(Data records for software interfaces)
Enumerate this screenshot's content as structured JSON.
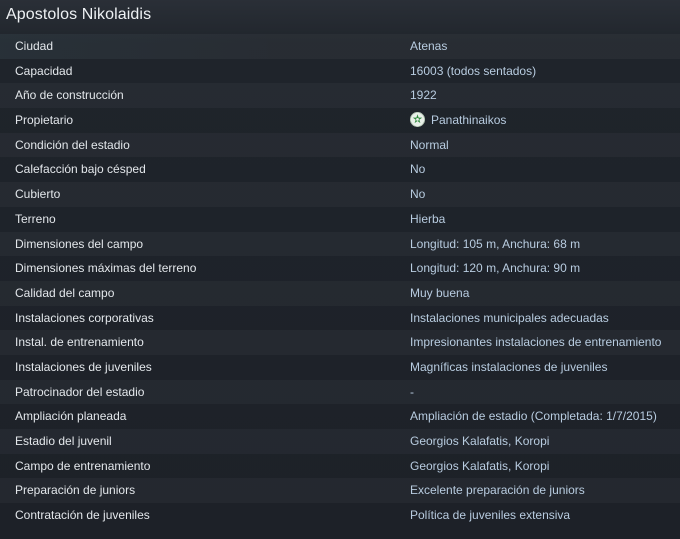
{
  "header": {
    "title": "Apostolos Nikolaidis"
  },
  "rows": [
    {
      "label": "Ciudad",
      "value": "Atenas"
    },
    {
      "label": "Capacidad",
      "value": "16003 (todos sentados)"
    },
    {
      "label": "Año de construcción",
      "value": "1922"
    },
    {
      "label": "Propietario",
      "value": "Panathinaikos",
      "icon": "club-badge-icon"
    },
    {
      "label": "Condición del estadio",
      "value": "Normal"
    },
    {
      "label": "Calefacción bajo césped",
      "value": "No"
    },
    {
      "label": "Cubierto",
      "value": "No"
    },
    {
      "label": "Terreno",
      "value": "Hierba"
    },
    {
      "label": "Dimensiones del campo",
      "value": "Longitud: 105 m, Anchura: 68 m"
    },
    {
      "label": "Dimensiones máximas del terreno",
      "value": "Longitud: 120 m, Anchura: 90 m"
    },
    {
      "label": "Calidad del campo",
      "value": "Muy buena"
    },
    {
      "label": "Instalaciones corporativas",
      "value": "Instalaciones municipales adecuadas"
    },
    {
      "label": "Instal. de entrenamiento",
      "value": "Impresionantes instalaciones de entrenamiento"
    },
    {
      "label": "Instalaciones de juveniles",
      "value": "Magníficas instalaciones de juveniles"
    },
    {
      "label": "Patrocinador del estadio",
      "value": "-"
    },
    {
      "label": "Ampliación planeada",
      "value": "Ampliación de estadio (Completada: 1/7/2015)"
    },
    {
      "label": "Estadio del juvenil",
      "value": "Georgios Kalafatis, Koropi"
    },
    {
      "label": "Campo de entrenamiento",
      "value": "Georgios Kalafatis, Koropi"
    },
    {
      "label": "Preparación de juniors",
      "value": "Excelente preparación de juniors"
    },
    {
      "label": "Contratación de juveniles",
      "value": "Política de juveniles extensiva"
    }
  ],
  "colors": {
    "background": "#1d2129",
    "label_text": "#e3e7eb",
    "value_text": "#b8cce0",
    "title_text": "#eef1f4"
  }
}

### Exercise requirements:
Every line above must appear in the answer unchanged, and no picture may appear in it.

### Response box:
Enumerate this screenshot's content as structured JSON.
{
  "header": {
    "title": "Apostolos Nikolaidis"
  },
  "rows": [
    {
      "label": "Ciudad",
      "value": "Atenas"
    },
    {
      "label": "Capacidad",
      "value": "16003 (todos sentados)"
    },
    {
      "label": "Año de construcción",
      "value": "1922"
    },
    {
      "label": "Propietario",
      "value": "Panathinaikos",
      "icon": "club-badge-icon"
    },
    {
      "label": "Condición del estadio",
      "value": "Normal"
    },
    {
      "label": "Calefacción bajo césped",
      "value": "No"
    },
    {
      "label": "Cubierto",
      "value": "No"
    },
    {
      "label": "Terreno",
      "value": "Hierba"
    },
    {
      "label": "Dimensiones del campo",
      "value": "Longitud: 105 m, Anchura: 68 m"
    },
    {
      "label": "Dimensiones máximas del terreno",
      "value": "Longitud: 120 m, Anchura: 90 m"
    },
    {
      "label": "Calidad del campo",
      "value": "Muy buena"
    },
    {
      "label": "Instalaciones corporativas",
      "value": "Instalaciones municipales adecuadas"
    },
    {
      "label": "Instal. de entrenamiento",
      "value": "Impresionantes instalaciones de entrenamiento"
    },
    {
      "label": "Instalaciones de juveniles",
      "value": "Magníficas instalaciones de juveniles"
    },
    {
      "label": "Patrocinador del estadio",
      "value": "-"
    },
    {
      "label": "Ampliación planeada",
      "value": "Ampliación de estadio (Completada: 1/7/2015)"
    },
    {
      "label": "Estadio del juvenil",
      "value": "Georgios Kalafatis, Koropi"
    },
    {
      "label": "Campo de entrenamiento",
      "value": "Georgios Kalafatis, Koropi"
    },
    {
      "label": "Preparación de juniors",
      "value": "Excelente preparación de juniors"
    },
    {
      "label": "Contratación de juveniles",
      "value": "Política de juveniles extensiva"
    }
  ],
  "colors": {
    "background": "#1d2129",
    "label_text": "#e3e7eb",
    "value_text": "#b8cce0",
    "title_text": "#eef1f4"
  }
}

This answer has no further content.